Please set down each entry exactly, omitting any picture it holds.

Input for this task START

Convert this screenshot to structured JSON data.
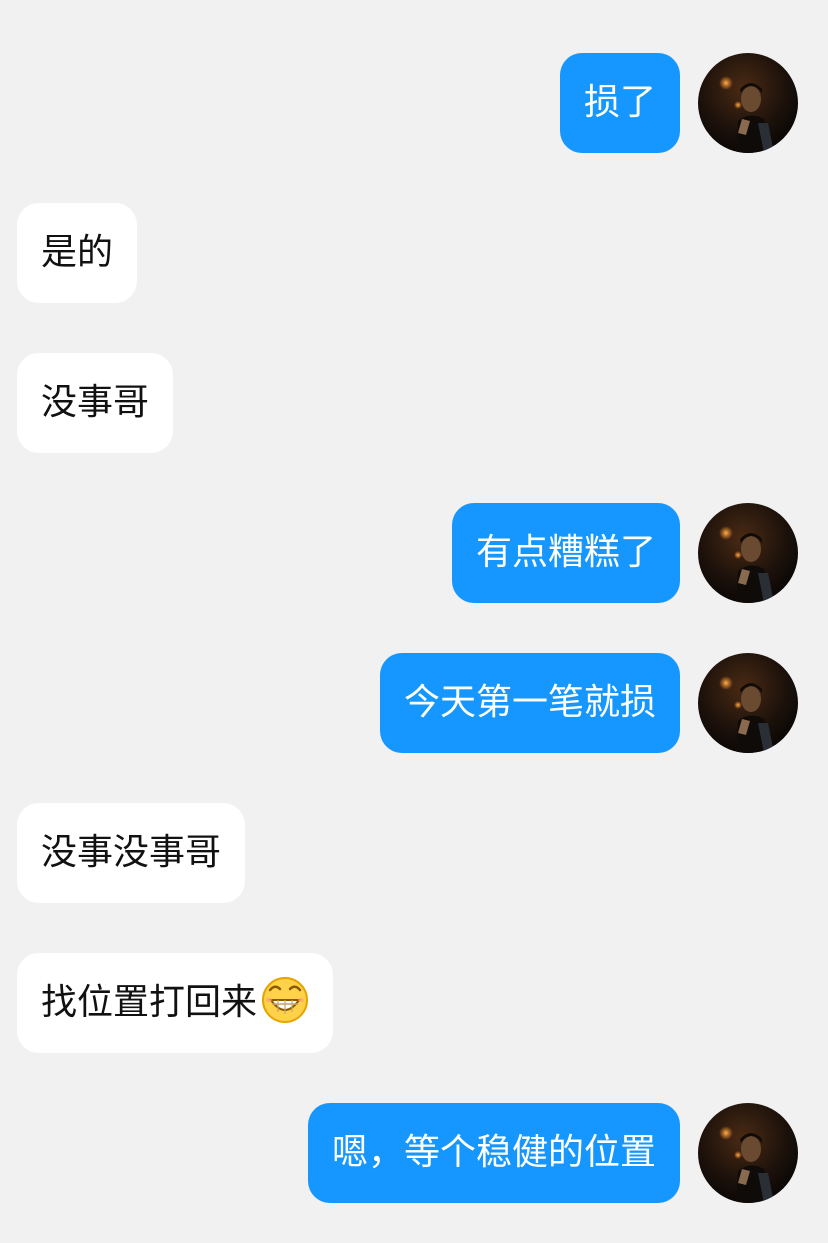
{
  "chat": {
    "messages": [
      {
        "side": "out",
        "text": "损了"
      },
      {
        "side": "in",
        "text": "是的"
      },
      {
        "side": "in",
        "text": "没事哥"
      },
      {
        "side": "out",
        "text": "有点糟糕了"
      },
      {
        "side": "out",
        "text": "今天第一笔就损"
      },
      {
        "side": "in",
        "text": "没事没事哥"
      },
      {
        "side": "in",
        "text": "找位置打回来",
        "emoji": "grinning-face-emoji"
      },
      {
        "side": "out",
        "text": "嗯，等个稳健的位置"
      }
    ]
  },
  "colors": {
    "background": "#f1f1f1",
    "outgoing_bubble": "#1597ff",
    "incoming_bubble": "#ffffff"
  }
}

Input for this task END

- Response to this task -
Convert this screenshot to structured JSON data.
{
  "chat": {
    "messages": [
      {
        "side": "out",
        "text": "损了"
      },
      {
        "side": "in",
        "text": "是的"
      },
      {
        "side": "in",
        "text": "没事哥"
      },
      {
        "side": "out",
        "text": "有点糟糕了"
      },
      {
        "side": "out",
        "text": "今天第一笔就损"
      },
      {
        "side": "in",
        "text": "没事没事哥"
      },
      {
        "side": "in",
        "text": "找位置打回来",
        "emoji": "grinning-face-emoji"
      },
      {
        "side": "out",
        "text": "嗯，等个稳健的位置"
      }
    ]
  },
  "colors": {
    "background": "#f1f1f1",
    "outgoing_bubble": "#1597ff",
    "incoming_bubble": "#ffffff"
  }
}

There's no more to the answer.